What needs to be done:
When a line of the listing below has the string "header" in it, copy that line.
==*==
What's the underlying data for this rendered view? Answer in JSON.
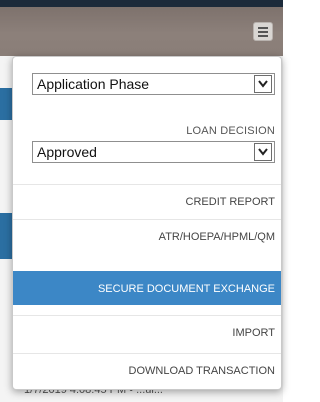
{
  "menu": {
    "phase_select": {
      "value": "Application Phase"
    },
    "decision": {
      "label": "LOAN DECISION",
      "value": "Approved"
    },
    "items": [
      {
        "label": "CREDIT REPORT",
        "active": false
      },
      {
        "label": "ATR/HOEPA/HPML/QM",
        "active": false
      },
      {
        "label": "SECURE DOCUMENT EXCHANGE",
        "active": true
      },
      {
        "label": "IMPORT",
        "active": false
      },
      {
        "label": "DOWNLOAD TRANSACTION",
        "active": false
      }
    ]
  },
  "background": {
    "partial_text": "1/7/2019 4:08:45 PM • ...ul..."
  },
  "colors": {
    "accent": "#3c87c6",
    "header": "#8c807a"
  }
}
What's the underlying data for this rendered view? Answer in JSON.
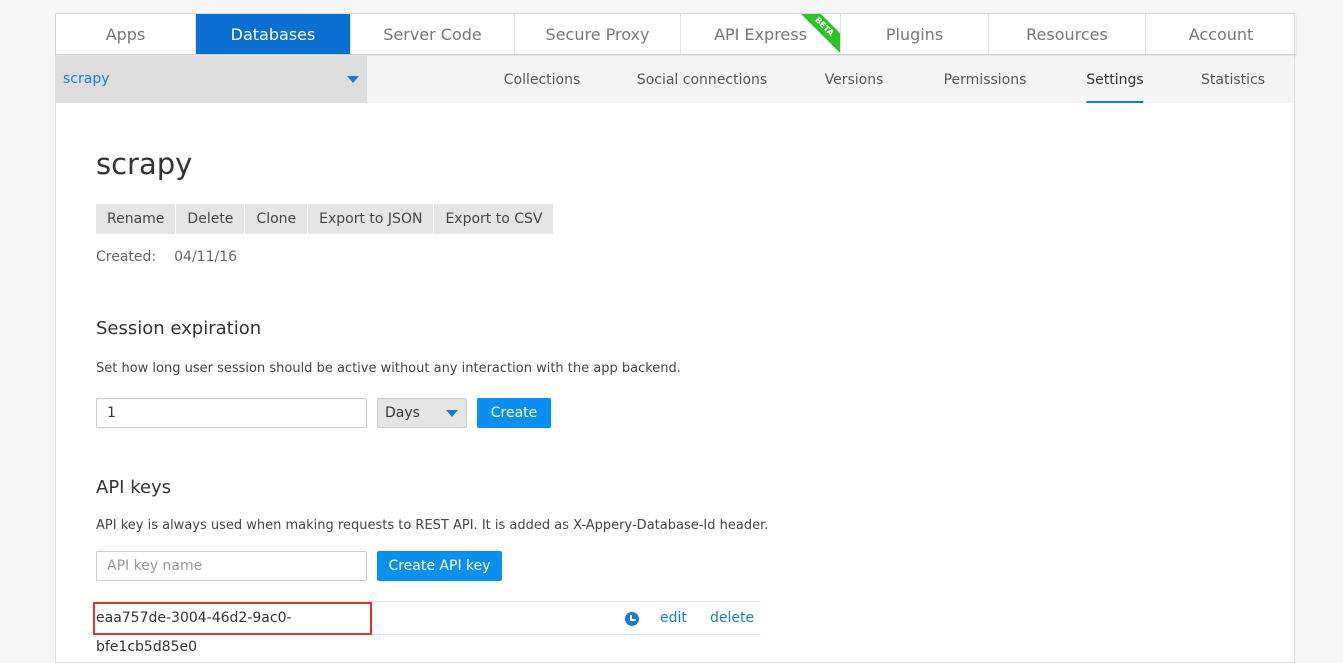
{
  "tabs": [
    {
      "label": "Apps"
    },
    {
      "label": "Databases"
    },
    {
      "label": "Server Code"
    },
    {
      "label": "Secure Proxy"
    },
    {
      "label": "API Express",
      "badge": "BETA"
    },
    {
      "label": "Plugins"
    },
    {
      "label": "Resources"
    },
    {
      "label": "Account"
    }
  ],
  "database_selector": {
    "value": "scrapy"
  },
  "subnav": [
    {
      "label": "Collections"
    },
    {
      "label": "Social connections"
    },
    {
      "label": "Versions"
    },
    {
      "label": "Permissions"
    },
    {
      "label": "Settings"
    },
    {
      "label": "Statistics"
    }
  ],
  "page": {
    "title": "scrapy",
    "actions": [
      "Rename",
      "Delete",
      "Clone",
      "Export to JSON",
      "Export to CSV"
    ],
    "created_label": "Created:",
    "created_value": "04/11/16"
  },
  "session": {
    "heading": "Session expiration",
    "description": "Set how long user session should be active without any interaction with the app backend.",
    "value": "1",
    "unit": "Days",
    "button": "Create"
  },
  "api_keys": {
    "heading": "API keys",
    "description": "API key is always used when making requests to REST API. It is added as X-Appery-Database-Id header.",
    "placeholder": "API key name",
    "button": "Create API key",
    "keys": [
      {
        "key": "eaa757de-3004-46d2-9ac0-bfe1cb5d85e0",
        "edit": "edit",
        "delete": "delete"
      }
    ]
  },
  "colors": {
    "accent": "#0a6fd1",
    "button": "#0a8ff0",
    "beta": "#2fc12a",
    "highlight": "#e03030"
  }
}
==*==
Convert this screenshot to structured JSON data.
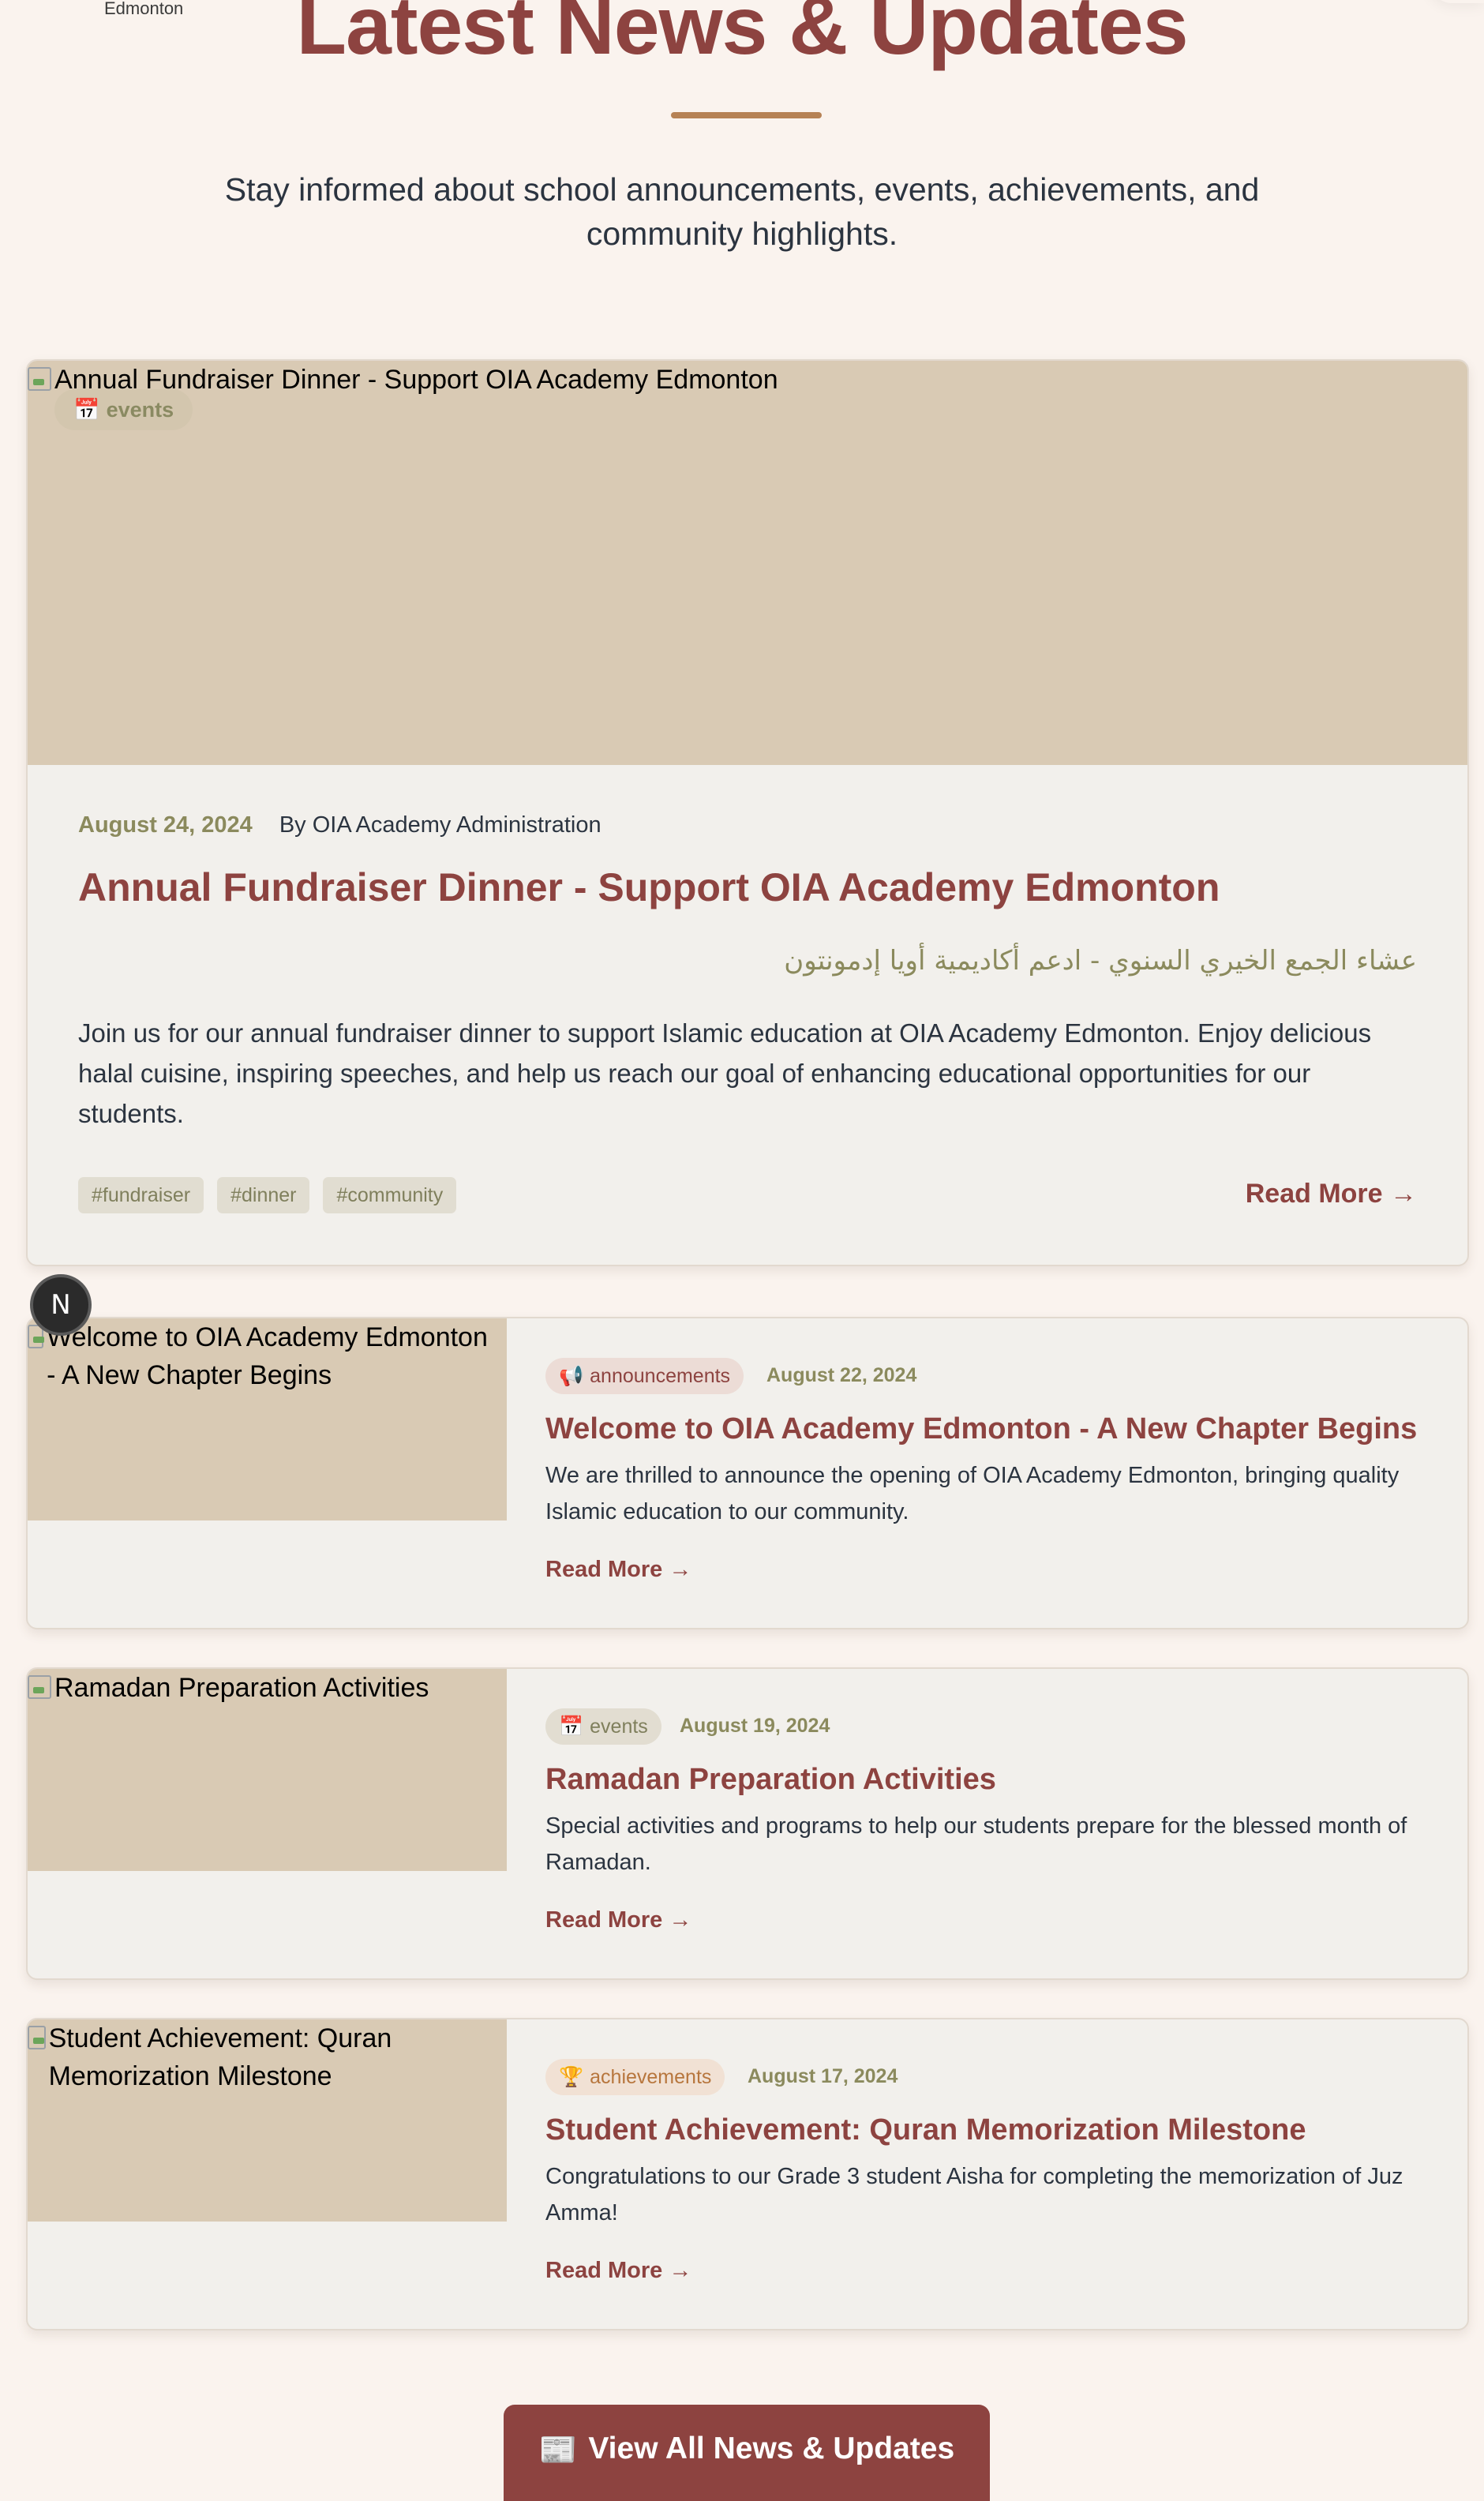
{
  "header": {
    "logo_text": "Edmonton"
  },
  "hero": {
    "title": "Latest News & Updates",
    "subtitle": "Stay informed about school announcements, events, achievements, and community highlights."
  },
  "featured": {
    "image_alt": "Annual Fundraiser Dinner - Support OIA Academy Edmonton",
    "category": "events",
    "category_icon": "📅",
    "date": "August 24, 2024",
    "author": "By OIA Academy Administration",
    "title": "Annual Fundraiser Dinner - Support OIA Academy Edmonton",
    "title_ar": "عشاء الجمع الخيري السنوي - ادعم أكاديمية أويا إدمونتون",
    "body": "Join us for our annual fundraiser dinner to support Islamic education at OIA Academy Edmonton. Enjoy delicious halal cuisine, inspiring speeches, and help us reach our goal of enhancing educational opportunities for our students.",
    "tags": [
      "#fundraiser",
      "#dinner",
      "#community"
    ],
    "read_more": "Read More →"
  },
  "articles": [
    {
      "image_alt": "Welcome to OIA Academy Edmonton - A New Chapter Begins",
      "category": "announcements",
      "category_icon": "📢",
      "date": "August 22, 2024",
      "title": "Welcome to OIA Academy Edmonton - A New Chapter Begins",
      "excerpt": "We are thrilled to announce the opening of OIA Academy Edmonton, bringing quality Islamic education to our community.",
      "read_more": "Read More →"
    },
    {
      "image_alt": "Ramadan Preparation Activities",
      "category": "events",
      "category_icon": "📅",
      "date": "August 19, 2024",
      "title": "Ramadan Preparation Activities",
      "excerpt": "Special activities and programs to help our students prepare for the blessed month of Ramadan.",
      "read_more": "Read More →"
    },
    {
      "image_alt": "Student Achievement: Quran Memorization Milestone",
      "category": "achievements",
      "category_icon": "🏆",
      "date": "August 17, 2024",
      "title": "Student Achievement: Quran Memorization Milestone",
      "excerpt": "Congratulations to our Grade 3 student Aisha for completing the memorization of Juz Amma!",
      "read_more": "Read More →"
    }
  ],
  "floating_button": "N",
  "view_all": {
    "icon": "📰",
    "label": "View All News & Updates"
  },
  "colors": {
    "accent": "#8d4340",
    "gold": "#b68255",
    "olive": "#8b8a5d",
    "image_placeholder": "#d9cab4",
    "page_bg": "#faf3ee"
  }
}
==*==
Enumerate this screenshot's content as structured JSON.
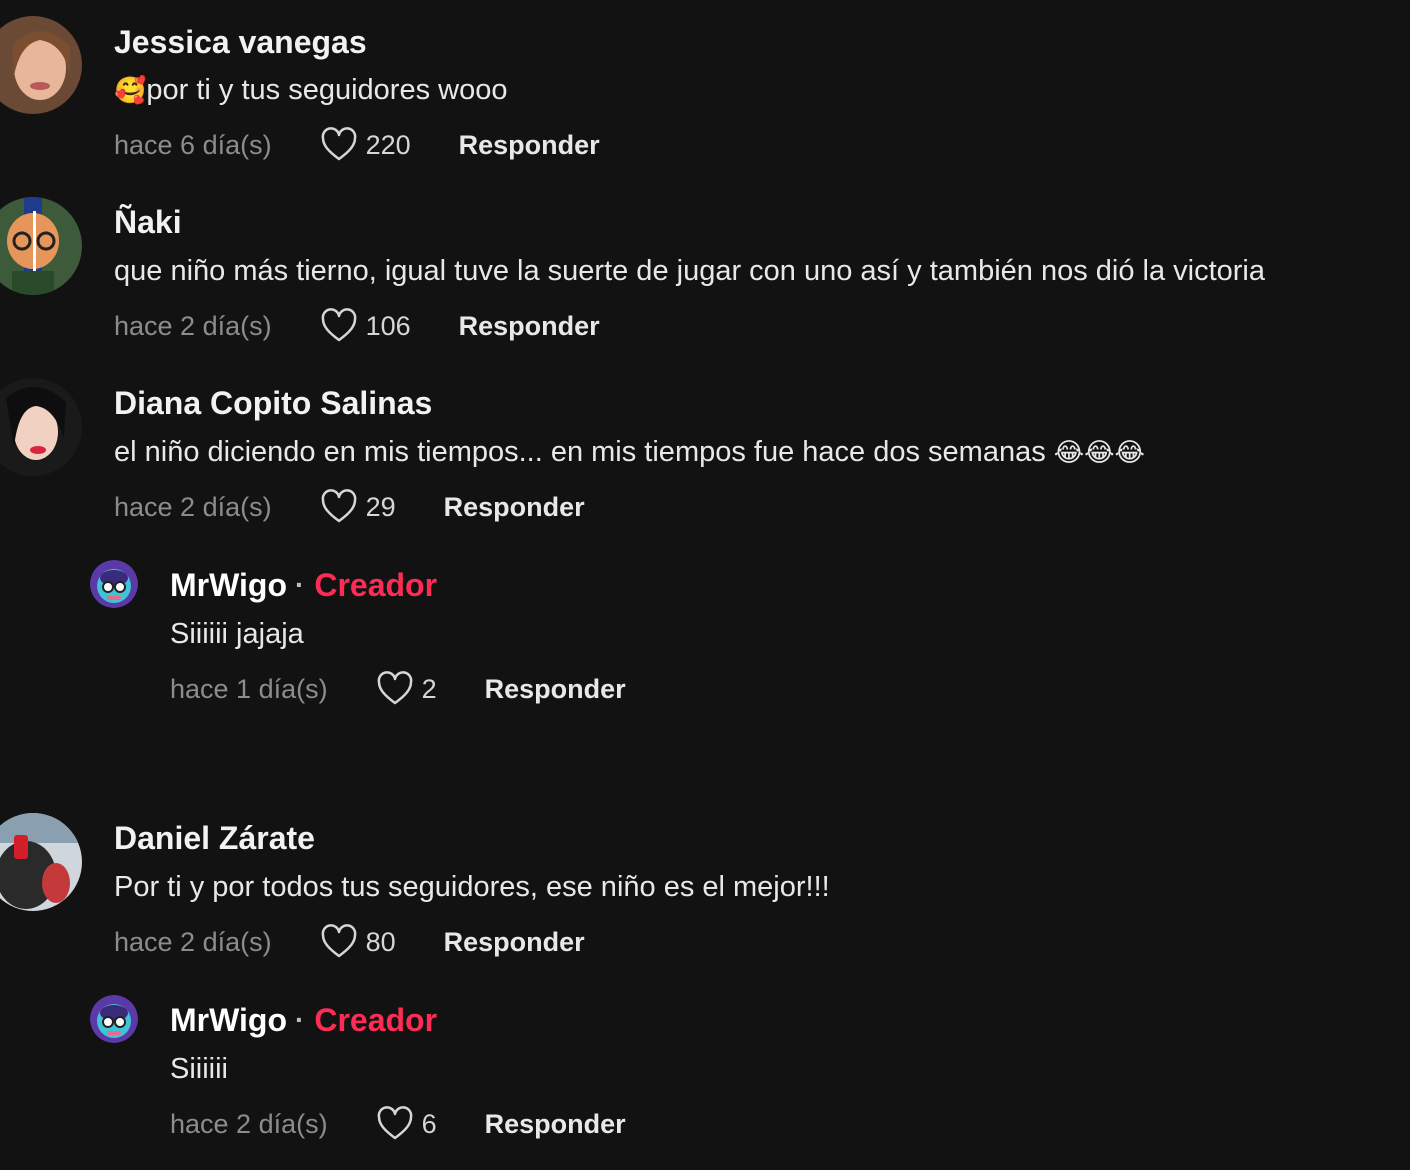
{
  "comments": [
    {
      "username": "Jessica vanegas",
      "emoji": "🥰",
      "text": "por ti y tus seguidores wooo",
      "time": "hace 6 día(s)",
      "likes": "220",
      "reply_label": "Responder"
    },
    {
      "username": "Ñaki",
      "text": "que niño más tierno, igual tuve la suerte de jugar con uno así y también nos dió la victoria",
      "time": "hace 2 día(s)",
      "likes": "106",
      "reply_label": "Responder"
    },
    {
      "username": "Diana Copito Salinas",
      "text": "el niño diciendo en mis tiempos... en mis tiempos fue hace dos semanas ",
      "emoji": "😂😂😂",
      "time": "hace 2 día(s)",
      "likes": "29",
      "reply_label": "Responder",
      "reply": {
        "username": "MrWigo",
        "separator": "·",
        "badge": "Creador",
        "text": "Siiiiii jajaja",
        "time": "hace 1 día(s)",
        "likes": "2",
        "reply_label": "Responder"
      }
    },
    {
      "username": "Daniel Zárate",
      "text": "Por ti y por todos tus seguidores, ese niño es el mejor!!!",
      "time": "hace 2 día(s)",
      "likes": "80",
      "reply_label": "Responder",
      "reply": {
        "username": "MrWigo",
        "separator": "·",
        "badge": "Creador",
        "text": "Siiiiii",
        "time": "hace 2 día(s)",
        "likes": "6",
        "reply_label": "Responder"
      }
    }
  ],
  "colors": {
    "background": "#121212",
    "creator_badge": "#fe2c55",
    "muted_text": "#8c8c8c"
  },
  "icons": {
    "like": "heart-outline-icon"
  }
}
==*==
Task result:
    "header": "#8c807a"
    "description": "API key is always used when making requests to REST API. It is added as X-Appery-Database-Id header.",
  "header": {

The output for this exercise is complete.